TABLE OF CONTENTS
PART I. CONCERNING THE NATURE OF THE AFFECTIONS AND THEIR IMPORTANCE IN RELIGION.
I. What the affections of the mind are
II. Evidence that true religion in great part consists in the affections
PART II. SHOWING WHAT ARE NO CERTAIN SIGNS THAT RELIGIOUS AFFECTIONS ARE GRACIOUS, OR THAT THEY ARE NOT.
I. That religious affections are very great, or raised very high, is no sign
II. That they have great effects on the body, is no sign
III. That they cause those who have them to be fluent, fervent, and abundant, in talking of the things of religion, is no sign
IV. That persons did not excite them of their own contrivance and by their own strength, is no sign
V. That they come with texts of Scripture, remarkably brought to the mind, is no sign
VI. That there is an appearance of love in them, is no sign
VII. Persons having religious affections of many kinds, accompanying one another, is no sign
VIII. That comforts and joys seem to follow awakenings and convictions of conscience, in a certain order, is no sign
IX. That they dispose persons to spend much time in religion, and to be zealously engaged in the external duties of worship, is no sign
X. That they much dispose persons with their mouths to praise and glorify God, is no sign
XI. That they make persons that have them exceeding confident that what they experience is divine, and that they are in a good estate, is no sign
XII. That the outward manifestations of them, and the relation persons give of them, are very affecting and pleasing to the godly, is no sign
PART III. SHOWING WHAT ARE DISTINGUISHING SIGNS OF TRULY GRACIOUS AND HOLY AFFECTIONS.
I. Truly gracious affections arise from divine influences and operations on the heart

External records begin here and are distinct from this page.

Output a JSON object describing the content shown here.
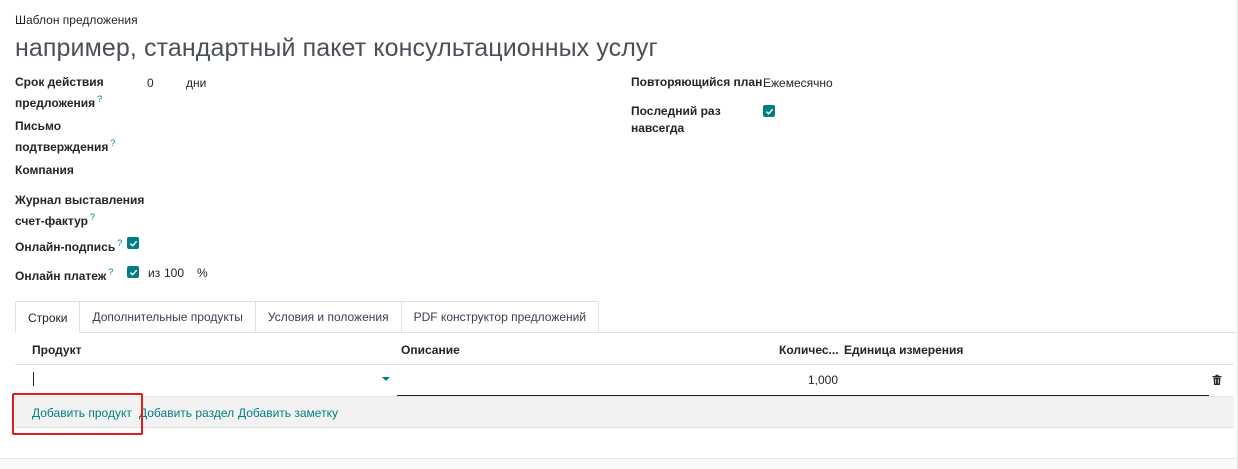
{
  "template": {
    "label": "Шаблон предложения",
    "name_placeholder": "например, стандартный пакет консультационных услуг"
  },
  "fields": {
    "validity": {
      "label_line1": "Срок действия",
      "label_line2": "предложения",
      "help": "?",
      "value": "0",
      "unit": "дни"
    },
    "confirmation_mail": {
      "label_line1": "Письмо",
      "label_line2": "подтверждения",
      "help": "?"
    },
    "company": {
      "label": "Компания"
    },
    "journal": {
      "label_line1": "Журнал выставления",
      "label_line2": "счет-фактур",
      "help": "?"
    },
    "online_signature": {
      "label": "Онлайн-подпись",
      "help": "?",
      "checked": true
    },
    "online_payment": {
      "label": "Онлайн платеж",
      "help": "?",
      "checked": true,
      "prefix": "из",
      "value": "100",
      "suffix": "%"
    },
    "recurring_plan": {
      "label": "Повторяющийся план",
      "value": "Ежемесячно"
    },
    "last_forever": {
      "label_line1": "Последний раз",
      "label_line2": "навсегда",
      "checked": true
    }
  },
  "tabs": [
    {
      "label": "Строки",
      "active": true
    },
    {
      "label": "Дополнительные продукты",
      "active": false
    },
    {
      "label": "Условия и положения",
      "active": false
    },
    {
      "label": "PDF конструктор предложений",
      "active": false
    }
  ],
  "table": {
    "columns": [
      "Продукт",
      "Описание",
      "Количес...",
      "Единица измерения"
    ],
    "rows": [
      {
        "product": "",
        "description": "",
        "quantity": "1,000",
        "uom": ""
      }
    ],
    "actions": {
      "add_product": "Добавить продукт",
      "add_section": "Добавить раздел",
      "add_note": "Добавить заметку"
    }
  },
  "colors": {
    "accent": "#017e84",
    "highlight": "#e51a1a"
  }
}
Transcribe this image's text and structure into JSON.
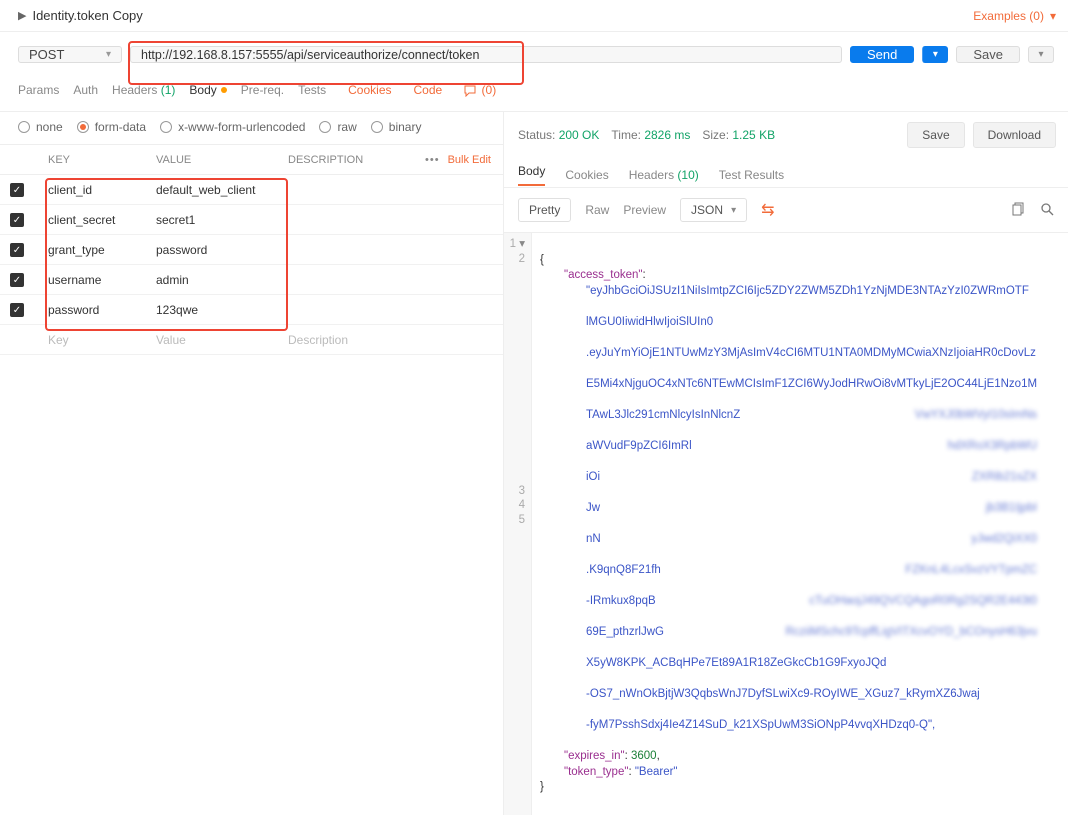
{
  "header": {
    "name": "Identity.token Copy",
    "examples": "Examples (0)"
  },
  "request": {
    "method": "POST",
    "url": "http://192.168.8.157:5555/api/serviceauthorize/connect/token",
    "send": "Send",
    "save": "Save"
  },
  "tabs": {
    "params": "Params",
    "auth": "Auth",
    "headers": "Headers",
    "headers_count": "(1)",
    "body": "Body",
    "prereq": "Pre-req.",
    "tests": "Tests",
    "cookies": "Cookies",
    "code": "Code",
    "comments_count": "(0)"
  },
  "body_types": {
    "none": "none",
    "form_data": "form-data",
    "xform": "x-www-form-urlencoded",
    "raw": "raw",
    "binary": "binary"
  },
  "table": {
    "h_key": "KEY",
    "h_val": "VALUE",
    "h_desc": "DESCRIPTION",
    "bulk": "Bulk Edit",
    "rows": [
      {
        "key": "client_id",
        "value": "default_web_client"
      },
      {
        "key": "client_secret",
        "value": "secret1"
      },
      {
        "key": "grant_type",
        "value": "password"
      },
      {
        "key": "username",
        "value": "admin"
      },
      {
        "key": "password",
        "value": "123qwe"
      }
    ],
    "ph_key": "Key",
    "ph_val": "Value",
    "ph_desc": "Description"
  },
  "response": {
    "status_lbl": "Status:",
    "status": "200 OK",
    "time_lbl": "Time:",
    "time": "2826 ms",
    "size_lbl": "Size:",
    "size": "1.25 KB",
    "save": "Save",
    "download": "Download",
    "tabs": {
      "body": "Body",
      "cookies": "Cookies",
      "headers": "Headers",
      "headers_count": "(10)",
      "tests": "Test Results"
    },
    "tool": {
      "pretty": "Pretty",
      "raw": "Raw",
      "preview": "Preview",
      "json": "JSON"
    },
    "json": {
      "access_token_key": "\"access_token\"",
      "access_token_lines": [
        "\"eyJhbGciOiJSUzI1NiIsImtpZCI6Ijc5ZDY2ZWM5ZDh1YzNjMDE3NTAzYzI0ZWRmOTF",
        "lMGU0IiwidHlwIjoiSlUIn0",
        ".eyJuYmYiOjE1NTUwMzY3MjAsImV4cCI6MTU1NTA0MDMyMCwiaXNzIjoiaHR0cDovLz",
        "E5Mi4xNjguOC4xNTc6NTEwMCIsImF1ZCI6WyJodHRwOi8vMTkyLjE2OC44LjE1Nzo1M",
        "TAwL3Jlc291cmNlcyIsInNlcnZ",
        "aWVudF9pZCI6ImRl",
        "iOi",
        "Jw",
        "nN",
        ".K9qnQ8F21fh",
        "-IRmkux8pqB",
        "69E_pthzrlJwG",
        "X5yW8KPK_ACBqHPe7Et89A1R18ZeGkcCb1G9FxyoJQd",
        "-OS7_nWnOkBjtjW3QqbsWnJ7DyfSLwiXc9-ROyIWE_XGuz7_kRymXZ6Jwaj",
        "-fyM7PsshSdxj4Ie4Z14SuD_k21XSpUwM3SiONpP4vvqXHDzq0-Q\","
      ],
      "blur_right": [
        "VwYXJ0bWVyI10sImNs",
        "hdXRoX3RpbWU",
        "ZXRib21sZX",
        "jb3B1IjpbI",
        "yJwd2QiXX0",
        "FZKnL4LcxSvzVYTpmZC",
        "cTuOHaojJ49QVCQAgoR0Rg2SQR2E443t0",
        "RcziiMSchc9TcpffLigVITXcvOYD_bCOnysH63jvu"
      ],
      "expires_in_key": "\"expires_in\"",
      "expires_in": "3600",
      "token_type_key": "\"token_type\"",
      "token_type": "\"Bearer\""
    }
  }
}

II. Their ground is the excellent nature of divine things, not self-interest
III. They are founded on the loveliness of the moral excellency of divine things.
IV. They arise from the mind's being enlightened to understand or apprehend divine things.
V. They are attended with a conviction of the reality and certainty of divine things.
VI. They are attended with evangelical humiliation.
VII. They are attended with a change of nature.
VIII. They are attended with the lamblike, dovelike spirit and temper of Jesus Christ
IX. They are attended with a Christian tenderness of spirit.
X. They have beautiful symmetry and proportion.
XI. The higher they are raised, the more is a longing of soul after spiritual attainments increased.
XII. They have their exercise and fruit in Christian practice
1. Christian practice and holy life is a sign of sincerity to others
2. Christian practice is the chief evidence to ourselves, much to be preferred to the method of the first convictions, enlightenings, comforts, or any immanent discoveries or exercises of grace whatsoever